Digital Signal Processing for Software Radio

Digital Signal Processing (DSP) for Software Radio

Digital Signal Processing (DSP) for Software Radio 150 150 ieeeeduweek

Digital Signal Processing (DSP) for Software Radio

First Video Release and Orientation, Saturday, January 21, 2023, 1:00PM – 1:30PM  Additional videos released weekly in advance of that week’s live session!

Live Workshops:  1:00PM – 2:30PM EST; Saturdays, January 28, February 4, 11, 18 and 25. 

Attendees will have access to the recorded session and exercises for two months (until April 25) after the live session ends!

New Format Combining Live Workshops with Pre-recorded Video

This is a hands-on course providing pre-recorded lectures that students can watch on their own schedule and an unlimited number of times prior to live Q&A/Workshop sessions with the instructor. Ten 1.5 hour videos released 2 per week while the course is in session will be available for up to two months after the conclusion of the course.

Course Summary

This course builds on the IEEE course “DSP for Wireless Communications” also taught by Dan Boschen, further detailing digital signal processing most applicable to practical real-world problems and applications in radio communication systems. Students need not have taken the prior course if they are familiar with fundamental DSP concepts such as the Laplace and Z transform and basic digital filter design principles.

This course brings together core DSP concepts to address signal processing challenges encountered in radios and modems for modern wireless communications. Specific areas covered include carrier and timing recovery, equalization, automatic gain control, and considerations to mitigate the effects of RF and channel distortions such as multipath, phase noise and amplitude/phase offsets.

Dan builds an intuitive understanding of the underlying mathematics through the use of graphics, visual demonstrations, and real-world applications for mixed signal (analog/digital) modern transceivers. This course is applicable to DSP algorithm development with a focus on meeting practical hardware development challenges, rather than a tutorial on implementations with DSP processors.

Now with Jupyter Notebooks!

Digital Signal Processing (DSP) for Software Radio

Digital Signal Processing (DSP) for Software Radio 150 150 ieeeeduweek

Digital Signal Processing (DSP) for Software Radio

First Video Release, Wednesday, May 25, additional videos released weekly in advance of that week’s live session!

Live Workshops:  6:00PM – 7:30PM EST; Tuesdays, May 31, 7, 14, 21, 28

Attendees will have access to the recorded session and exercises for two months (until August 28) after the live session ends!

New Format Combining Live Workshops with Pre-recorded Video

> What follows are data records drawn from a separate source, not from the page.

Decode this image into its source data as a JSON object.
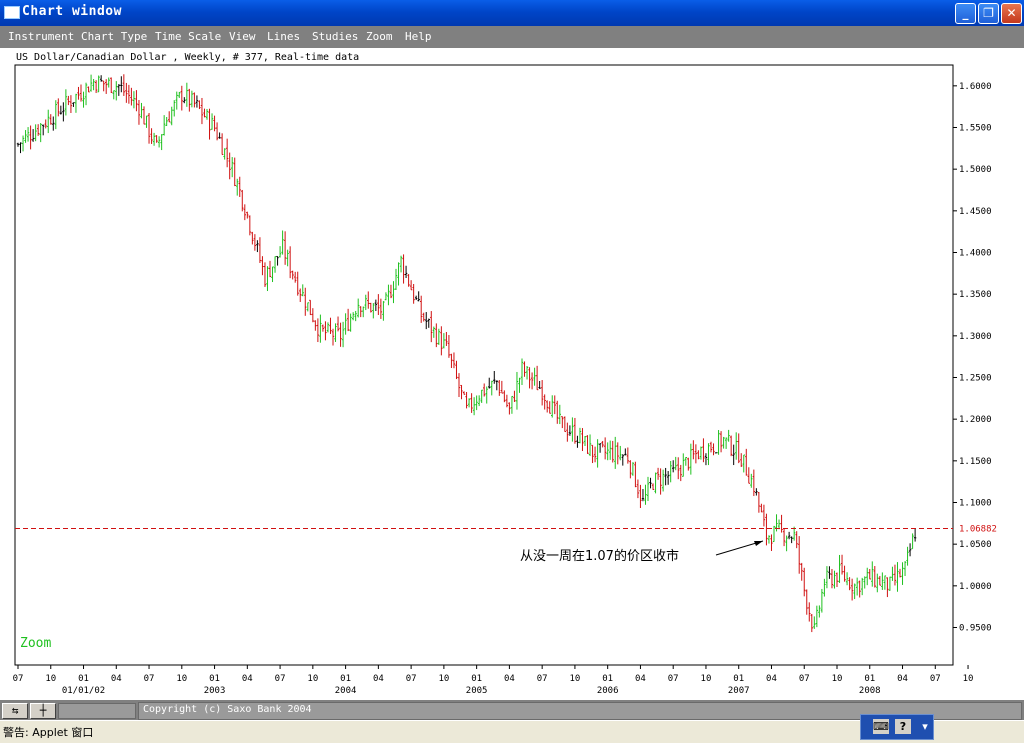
{
  "window": {
    "title": "Chart window"
  },
  "menu": [
    "Instrument",
    "Chart Type",
    "Time Scale",
    "View",
    "Lines",
    "Studies",
    "Zoom",
    "Help"
  ],
  "chart_title": "US Dollar/Canadian Dollar , Weekly, # 377, Real-time data",
  "zoom_label": "Zoom",
  "annotation": "从没一周在1.07的价区收市",
  "colors": {
    "bull": "#1fc01f",
    "bear": "#d01010",
    "neutral": "#000000",
    "ref_line": "#d01010",
    "zoom": "#1fc01f"
  },
  "chart_data": {
    "type": "ohlc",
    "title": "US Dollar/Canadian Dollar , Weekly, # 377, Real-time data",
    "ylim": [
      0.905,
      1.625
    ],
    "y_ticks": [
      "1.6000",
      "1.5500",
      "1.5000",
      "1.4500",
      "1.4000",
      "1.3500",
      "1.3000",
      "1.2500",
      "1.2000",
      "1.1500",
      "1.1000",
      "1.0500",
      "1.0000",
      "0.9500"
    ],
    "reference_line": {
      "value": 1.06882,
      "label": "1.06882",
      "style": "dashed"
    },
    "x_month_ticks": [
      "07",
      "10",
      "01",
      "04",
      "07",
      "10",
      "01",
      "04",
      "07",
      "10",
      "01",
      "04",
      "07",
      "10",
      "01",
      "04",
      "07",
      "10",
      "01",
      "04",
      "07",
      "10",
      "01",
      "04",
      "07",
      "10",
      "01",
      "04",
      "07",
      "10"
    ],
    "x_year_labels": [
      "01/01/02",
      "2003",
      "2004",
      "2005",
      "2006",
      "2007",
      "2008"
    ],
    "bars_per_quarter": 13,
    "weekly_close_path": [
      [
        0,
        1.53
      ],
      [
        10,
        1.555
      ],
      [
        20,
        1.58
      ],
      [
        30,
        1.605
      ],
      [
        40,
        1.6
      ],
      [
        48,
        1.575
      ],
      [
        55,
        1.525
      ],
      [
        58,
        1.555
      ],
      [
        65,
        1.59
      ],
      [
        71,
        1.575
      ],
      [
        78,
        1.55
      ],
      [
        85,
        1.5
      ],
      [
        90,
        1.455
      ],
      [
        98,
        1.37
      ],
      [
        105,
        1.405
      ],
      [
        112,
        1.355
      ],
      [
        120,
        1.305
      ],
      [
        128,
        1.3
      ],
      [
        135,
        1.34
      ],
      [
        145,
        1.33
      ],
      [
        152,
        1.39
      ],
      [
        160,
        1.325
      ],
      [
        170,
        1.285
      ],
      [
        178,
        1.21
      ],
      [
        183,
        1.23
      ],
      [
        190,
        1.245
      ],
      [
        195,
        1.21
      ],
      [
        200,
        1.26
      ],
      [
        208,
        1.235
      ],
      [
        215,
        1.195
      ],
      [
        222,
        1.18
      ],
      [
        228,
        1.16
      ],
      [
        235,
        1.16
      ],
      [
        242,
        1.155
      ],
      [
        248,
        1.1
      ],
      [
        252,
        1.125
      ],
      [
        260,
        1.135
      ],
      [
        270,
        1.16
      ],
      [
        280,
        1.175
      ],
      [
        286,
        1.16
      ],
      [
        292,
        1.12
      ],
      [
        297,
        1.06
      ],
      [
        302,
        1.065
      ],
      [
        308,
        1.06
      ],
      [
        312,
        0.995
      ],
      [
        316,
        0.945
      ],
      [
        320,
        1.005
      ],
      [
        326,
        1.015
      ],
      [
        332,
        1.0
      ],
      [
        338,
        1.01
      ],
      [
        346,
        1.0
      ],
      [
        352,
        1.02
      ],
      [
        356,
        1.065
      ]
    ]
  },
  "footer": {
    "copyright": "Copyright (c) Saxo Bank 2004"
  },
  "status": {
    "text": "警告: Applet 窗口"
  }
}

This is a hands-on course providing pre-recorded lectures that students can watch on their own schedule and an unlimited number of times prior to live Q&A/Workshop sessions with the instructor. Ten 1.5 hour videos released 2 per week while the course is in session will be available for up to two months after the conclusion of the course.

Course Summary

This course builds on the IEEE course “DSP for Wireless Communications” also taught by Dan Boschen, further detailing digital signal processing most applicable to practical real-world problems and applications in radio communication systems. Students need not have taken the prior course if they are familiar with fundamental DSP concepts such as the Laplace and Z transform and basic digital filter design principles.

This course brings together core DSP concepts to address signal processing challenges encountered in radios and modems for modern wireless communications. Specific areas covered include carrier and timing recovery, equalization, automatic gain control, and considerations to mitigate the effects of RF and channel distortions such as multipath, phase noise and amplitude/phase offsets.

Dan builds an intuitive understanding of the underlying mathematics through the use of graphics, visual demonstrations, and real-world applications for mixed signal (analog/digital) modern transceivers. This course is applicable to DSP algorithm development with a focus on meeting practical hardware development challenges, rather than a tutorial on implementations with DSP processors.

Now with Jupyter Notebooks!